Egypt on edge as feuding factions both claim win
Two rival candidates both claim victory in Egypt’s first free presidential elections. At the same time, the army is crushing liberal opposition, and seizing absolute power for itself.
Fifteen months ago, young Egyptians rose up in a peaceful revolution to topple the regime of the ageing dictator, Hosni Mubarak. It took weeks of protest. Demonstrators endured beatings from regime thugs; torture and tear gas from police. Nearly 850 people were killed.
Mubarak hoped that his security services, backed by a lavishly funded military, would crush the rebels in the streets. Instead, the generals turned on their master. The dictator was forced out. The young revolutionaries thought their moment had come; that their country could enter a new era of freedom.
Today, hope has become despair. Over the weekend, Egyptians did indeed go to vote in the first free presidential elections since the beginning of dictatorial rule in 1952.
But, for the young liberals who were at the forefront of the revolution, the choice on offer felt like a sick joke. This was the election they had fought, bled and died for. And yet many chose not to vote at all. The names on the ballot paper seemed almost equally unattractive.
One was Mohamed Morsi – the favoured candidate of Egypt’s popular Islamist party, the Muslim Brotherhood. This party has ties to hardline Salafists, who want to introduce a very strict interpretation of Islamic law. Liberals fear that the Muslim Brothers will be hostile to women’s rights, and to the rights of Egypt’s religious minorities.
But the only alternative was Ahmed Shafiq – who served as prime minister under the old Mubarak regime. To elect Shafiq would be, in essence, to undo the revolution.
And while the revolutionaries were choosing who to back, real power was being stolen from under everyone’s nose by the generals on the Supreme Council of the Armed Forces (SCAF). Alarmed by the prospect of a Muslim Brotherhood victory, the SCAF declared martial law on Wednesday, dissolved Egypt’s parliament on Thursday and, on Sunday evening, awarded itself perpetual veto power over any future Egyptian constitution. Taken together, these measures practically add up to a full scale military coup.
With election results not yet in, and both candidates claiming victory, power is split between the army, the Muslim Brotherhood and the remnants of the old regime. The young people who built the revolution have seen it stolen from them.
Now they face a terrible dilemma. Many, rejecting all the power players, want to return to the streets. They would face death and imprisonment rather than compromise their revolutionary values.
Others, less optimistic, say the revolution is dead. They want to swallow their pride and support the Muslim Brotherhood, which does at least have the power to beat Shafiq and stand up to the army. Any compromise, they say, is better than a return to the old regime.

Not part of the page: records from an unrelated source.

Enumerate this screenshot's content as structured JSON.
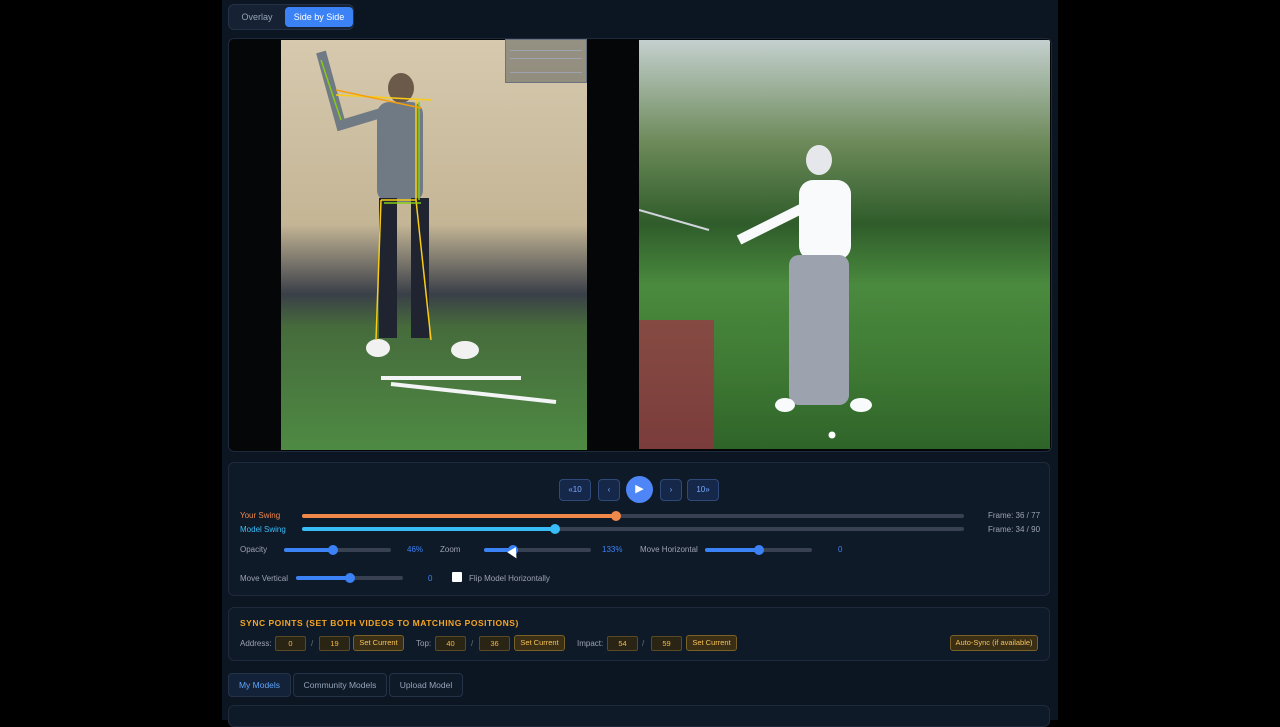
{
  "view_toggle": {
    "overlay": "Overlay",
    "side_by_side": "Side by Side"
  },
  "playback": {
    "back10": "«10",
    "prev": "‹",
    "play": "▶",
    "next": "›",
    "fwd10": "10»"
  },
  "timelines": {
    "your_swing": {
      "label": "Your Swing",
      "frame": "Frame: 36 / 77",
      "progress": 0.4737,
      "color": "#f0884a"
    },
    "model_swing": {
      "label": "Model Swing",
      "frame": "Frame: 34 / 90",
      "progress": 0.382,
      "color": "#38bdf8"
    }
  },
  "adjust": {
    "opacity": {
      "label": "Opacity",
      "value": "46%",
      "level": 0.46
    },
    "zoom": {
      "label": "Zoom",
      "value": "133%",
      "level": 0.27
    },
    "move_horizontal": {
      "label": "Move Horizontal",
      "value": "0",
      "level": 0.5
    },
    "move_vertical": {
      "label": "Move Vertical",
      "value": "0",
      "level": 0.5
    },
    "flip_label": "Flip Model Horizontally"
  },
  "sync": {
    "title": "SYNC POINTS (SET BOTH VIDEOS TO MATCHING POSITIONS)",
    "address": {
      "label": "Address:",
      "a": "0",
      "b": "19"
    },
    "top": {
      "label": "Top:",
      "a": "40",
      "b": "36"
    },
    "impact": {
      "label": "Impact:",
      "a": "54",
      "b": "59"
    },
    "slash": "/",
    "set_current": "Set Current",
    "auto_sync": "Auto-Sync (if available)"
  },
  "tabs": {
    "my_models": "My Models",
    "community_models": "Community Models",
    "upload_model": "Upload Model"
  },
  "colors": {
    "accent": "#3b82f6",
    "your_swing": "#f0884a",
    "model_swing": "#38bdf8",
    "sync_title": "#f5a524"
  }
}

- People sometimes say: ‘my enemy’s enemy is my friend.’ How much do you agree?
- What would your government have to do to get you so angry that you wanted to stage a revolution?
- Write a speech you could deliver at a revolutionary meeting, urging your friends either to support or oppose the Muslim Brotherhood.
- The Egyptian revolution was part of a broader movement called the Arab Spring. Research and write a newspaper opinion piece, answering the question: Did the Arab Spring make the world a better place?
Some People Say...
“Never compromise your values – however worthy the cause.”
What do you think?
Q & A
- First Greece, now Egypt. It seems like not a day goes by without another ‘vital’ election!
- Yes there have been a few lately. Don’t forget France a few weeks ago, and US elections coming next term! This Egyptian contest does matter a lot though.
- How come?
- Egypt is the most populous (and some would say influential) country in the Middle East. Now it is set for a huge power struggle between the Muslim Brotherhood and the SCAF.
- The outcome will have a big effect on the politics of the Middle East. And – since so many countries depend on Middle Eastern oil – what matters there, matters everywhere else too.
- Muslim Brotherhood
- The Muslim Brotherhood is a huge organisation with branches in Syria and Tunisia as well as a strong presence in Egypt. It is an Islamist organisation – i.e. it believes that Islam should be at the centre of political life. However, Muslim Brothers have varying opinions on how strictly Islamic law should be interpreted.
- Salafists are hard-line Islamists, who take a traditionalist, ‘back-to-basics’ view of Islamic law. They are very strict on things like music, alcohol and women’s rights, and are much feared by Egypt’s liberals.
- Egypt’s religious minorities
- By far the largest minority in Egypt are Coptic Christians. The Coptic Church dates back to days of the Roman Empire.
- Martial law
- Specifically, the SCAF decreed that the army should be allowed to arrest civilians on any charges. Thousands of activists and charity workers have already faced military trials since the revolution, and many have been imprisoned.